* _WORK REQUIRED_
The data must be copied over exactly and in full.
== Segment start ==
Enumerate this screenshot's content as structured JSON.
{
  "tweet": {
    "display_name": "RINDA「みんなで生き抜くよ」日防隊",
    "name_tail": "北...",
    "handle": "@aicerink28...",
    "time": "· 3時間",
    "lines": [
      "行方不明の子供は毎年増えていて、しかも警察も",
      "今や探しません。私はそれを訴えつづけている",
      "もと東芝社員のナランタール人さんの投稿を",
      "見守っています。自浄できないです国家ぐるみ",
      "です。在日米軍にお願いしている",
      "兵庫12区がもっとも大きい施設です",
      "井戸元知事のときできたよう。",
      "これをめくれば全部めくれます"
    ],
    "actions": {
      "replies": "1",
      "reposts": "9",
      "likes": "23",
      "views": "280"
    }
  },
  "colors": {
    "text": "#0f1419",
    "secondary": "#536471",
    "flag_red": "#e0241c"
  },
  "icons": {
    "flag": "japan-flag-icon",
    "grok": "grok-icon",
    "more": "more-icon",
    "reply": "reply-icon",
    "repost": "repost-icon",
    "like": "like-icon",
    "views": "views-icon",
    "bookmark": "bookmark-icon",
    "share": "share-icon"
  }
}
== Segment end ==
* _FINISHED EXERCISE_
Enumerate this screenshot's content as structured JSON.
{
  "tweet": {
    "display_name": "RINDA「みんなで生き抜くよ」日防隊",
    "name_tail": "北...",
    "handle": "@aicerink28...",
    "time": "· 3時間",
    "lines": [
      "行方不明の子供は毎年増えていて、しかも警察も",
      "今や探しません。私はそれを訴えつづけている",
      "もと東芝社員のナランタール人さんの投稿を",
      "見守っています。自浄できないです国家ぐるみ",
      "です。在日米軍にお願いしている",
      "兵庫12区がもっとも大きい施設です",
      "井戸元知事のときできたよう。",
      "これをめくれば全部めくれます"
    ],
    "actions": {
      "replies": "1",
      "reposts": "9",
      "likes": "23",
      "views": "280"
    }
  },
  "colors": {
    "text": "#0f1419",
    "secondary": "#536471",
    "flag_red": "#e0241c"
  },
  "icons": {
    "flag": "japan-flag-icon",
    "grok": "grok-icon",
    "more": "more-icon",
    "reply": "reply-icon",
    "repost": "repost-icon",
    "like": "like-icon",
    "views": "views-icon",
    "bookmark": "bookmark-icon",
    "share": "share-icon"
  }
}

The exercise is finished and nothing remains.